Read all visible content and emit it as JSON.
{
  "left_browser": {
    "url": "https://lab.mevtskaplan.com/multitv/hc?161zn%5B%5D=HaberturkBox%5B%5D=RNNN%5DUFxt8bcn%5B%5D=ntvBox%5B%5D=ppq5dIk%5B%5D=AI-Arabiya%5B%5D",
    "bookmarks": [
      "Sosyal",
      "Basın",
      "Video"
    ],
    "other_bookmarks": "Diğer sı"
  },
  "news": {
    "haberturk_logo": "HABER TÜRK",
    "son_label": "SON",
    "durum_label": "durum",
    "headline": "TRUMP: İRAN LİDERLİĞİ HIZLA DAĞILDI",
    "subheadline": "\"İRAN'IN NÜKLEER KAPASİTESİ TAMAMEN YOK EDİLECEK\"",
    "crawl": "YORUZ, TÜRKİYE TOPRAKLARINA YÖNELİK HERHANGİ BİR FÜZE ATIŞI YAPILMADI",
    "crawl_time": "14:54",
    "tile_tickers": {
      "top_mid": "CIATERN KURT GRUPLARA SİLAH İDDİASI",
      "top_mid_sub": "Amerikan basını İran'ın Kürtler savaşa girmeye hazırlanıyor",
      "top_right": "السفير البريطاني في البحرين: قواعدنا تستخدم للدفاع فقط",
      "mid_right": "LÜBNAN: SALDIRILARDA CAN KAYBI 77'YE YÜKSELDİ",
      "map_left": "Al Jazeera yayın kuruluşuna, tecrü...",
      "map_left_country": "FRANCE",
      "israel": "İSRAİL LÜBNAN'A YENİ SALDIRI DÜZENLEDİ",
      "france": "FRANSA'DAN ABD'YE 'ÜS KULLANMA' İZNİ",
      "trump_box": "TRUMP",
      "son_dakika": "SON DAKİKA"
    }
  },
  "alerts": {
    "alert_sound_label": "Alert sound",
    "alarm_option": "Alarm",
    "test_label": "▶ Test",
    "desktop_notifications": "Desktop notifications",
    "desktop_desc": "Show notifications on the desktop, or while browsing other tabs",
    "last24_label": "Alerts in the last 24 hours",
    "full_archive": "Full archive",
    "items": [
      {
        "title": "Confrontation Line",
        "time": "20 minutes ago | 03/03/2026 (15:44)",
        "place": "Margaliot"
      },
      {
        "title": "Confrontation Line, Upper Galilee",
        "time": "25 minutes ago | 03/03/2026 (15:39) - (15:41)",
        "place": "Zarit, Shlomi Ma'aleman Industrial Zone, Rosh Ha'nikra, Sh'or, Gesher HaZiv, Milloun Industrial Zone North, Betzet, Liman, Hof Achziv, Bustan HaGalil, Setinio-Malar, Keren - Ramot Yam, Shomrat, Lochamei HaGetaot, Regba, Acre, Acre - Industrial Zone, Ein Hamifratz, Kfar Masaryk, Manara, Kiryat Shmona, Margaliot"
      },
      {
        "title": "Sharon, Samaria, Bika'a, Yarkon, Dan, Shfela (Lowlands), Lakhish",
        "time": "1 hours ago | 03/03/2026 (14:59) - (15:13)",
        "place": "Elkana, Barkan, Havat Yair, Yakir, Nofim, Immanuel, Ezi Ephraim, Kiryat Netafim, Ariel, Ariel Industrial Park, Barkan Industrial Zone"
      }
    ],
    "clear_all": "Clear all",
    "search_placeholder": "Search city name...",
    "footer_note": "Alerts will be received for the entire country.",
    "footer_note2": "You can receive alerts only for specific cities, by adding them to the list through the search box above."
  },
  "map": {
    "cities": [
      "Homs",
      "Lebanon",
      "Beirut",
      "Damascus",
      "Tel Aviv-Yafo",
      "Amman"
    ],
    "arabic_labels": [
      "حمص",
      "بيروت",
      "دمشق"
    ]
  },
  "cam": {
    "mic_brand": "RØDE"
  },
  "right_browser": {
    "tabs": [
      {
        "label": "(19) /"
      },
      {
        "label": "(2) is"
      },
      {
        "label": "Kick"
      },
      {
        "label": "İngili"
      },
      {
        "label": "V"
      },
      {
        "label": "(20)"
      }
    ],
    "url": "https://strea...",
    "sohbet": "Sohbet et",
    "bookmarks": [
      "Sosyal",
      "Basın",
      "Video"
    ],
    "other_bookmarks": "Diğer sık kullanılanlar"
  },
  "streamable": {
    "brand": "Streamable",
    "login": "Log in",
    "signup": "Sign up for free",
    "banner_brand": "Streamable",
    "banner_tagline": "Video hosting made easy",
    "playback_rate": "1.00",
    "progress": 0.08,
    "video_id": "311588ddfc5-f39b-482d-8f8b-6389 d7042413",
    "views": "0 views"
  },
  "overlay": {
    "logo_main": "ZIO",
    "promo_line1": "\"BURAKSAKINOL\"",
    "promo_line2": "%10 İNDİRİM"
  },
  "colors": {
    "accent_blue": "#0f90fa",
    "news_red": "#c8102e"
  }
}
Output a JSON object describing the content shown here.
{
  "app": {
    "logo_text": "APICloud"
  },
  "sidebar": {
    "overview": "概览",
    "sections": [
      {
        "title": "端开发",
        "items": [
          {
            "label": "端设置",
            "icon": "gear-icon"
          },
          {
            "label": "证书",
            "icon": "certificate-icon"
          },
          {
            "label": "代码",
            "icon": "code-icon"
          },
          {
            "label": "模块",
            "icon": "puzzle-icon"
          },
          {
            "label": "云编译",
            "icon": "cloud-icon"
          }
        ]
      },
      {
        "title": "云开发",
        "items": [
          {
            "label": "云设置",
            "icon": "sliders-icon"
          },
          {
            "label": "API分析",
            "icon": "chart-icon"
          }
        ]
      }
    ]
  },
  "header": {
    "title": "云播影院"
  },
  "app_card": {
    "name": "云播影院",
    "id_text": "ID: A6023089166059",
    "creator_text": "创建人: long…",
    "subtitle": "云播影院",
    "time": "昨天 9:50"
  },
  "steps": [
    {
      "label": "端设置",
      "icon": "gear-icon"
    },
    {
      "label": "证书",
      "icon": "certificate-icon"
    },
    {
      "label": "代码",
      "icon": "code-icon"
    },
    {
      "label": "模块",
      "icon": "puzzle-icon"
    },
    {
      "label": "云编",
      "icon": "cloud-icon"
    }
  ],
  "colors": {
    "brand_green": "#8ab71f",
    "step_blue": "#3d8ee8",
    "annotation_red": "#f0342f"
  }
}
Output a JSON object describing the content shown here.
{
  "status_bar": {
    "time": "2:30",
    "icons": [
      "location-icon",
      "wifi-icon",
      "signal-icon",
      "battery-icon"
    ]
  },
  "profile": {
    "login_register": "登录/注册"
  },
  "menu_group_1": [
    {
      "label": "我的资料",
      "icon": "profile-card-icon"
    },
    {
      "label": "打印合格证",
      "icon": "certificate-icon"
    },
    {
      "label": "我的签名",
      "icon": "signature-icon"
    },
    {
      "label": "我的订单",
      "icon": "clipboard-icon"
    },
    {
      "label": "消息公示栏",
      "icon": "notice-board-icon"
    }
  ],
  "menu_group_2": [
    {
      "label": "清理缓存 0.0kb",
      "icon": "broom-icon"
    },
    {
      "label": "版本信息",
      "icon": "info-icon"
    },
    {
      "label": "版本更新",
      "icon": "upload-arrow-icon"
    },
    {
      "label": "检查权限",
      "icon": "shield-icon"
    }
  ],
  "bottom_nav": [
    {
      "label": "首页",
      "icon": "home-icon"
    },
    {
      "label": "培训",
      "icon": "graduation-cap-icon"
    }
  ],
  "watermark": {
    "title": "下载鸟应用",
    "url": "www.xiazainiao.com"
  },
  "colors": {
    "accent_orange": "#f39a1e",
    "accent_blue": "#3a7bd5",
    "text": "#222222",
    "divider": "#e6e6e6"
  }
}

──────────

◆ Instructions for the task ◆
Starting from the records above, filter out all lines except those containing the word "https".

◆ Exercise output ◆
    "url": "https://lab.mevtskaplan.com/multitv/hc?161zn%5B%5D=HaberturkBox%5B%5D=RNNN%5DUFxt8bcn%5B%5D=ntvBox%5B%5D=ppq5dIk%5B%5D=AI-Arabiya%5B%5D",
    "url": "https://strea...",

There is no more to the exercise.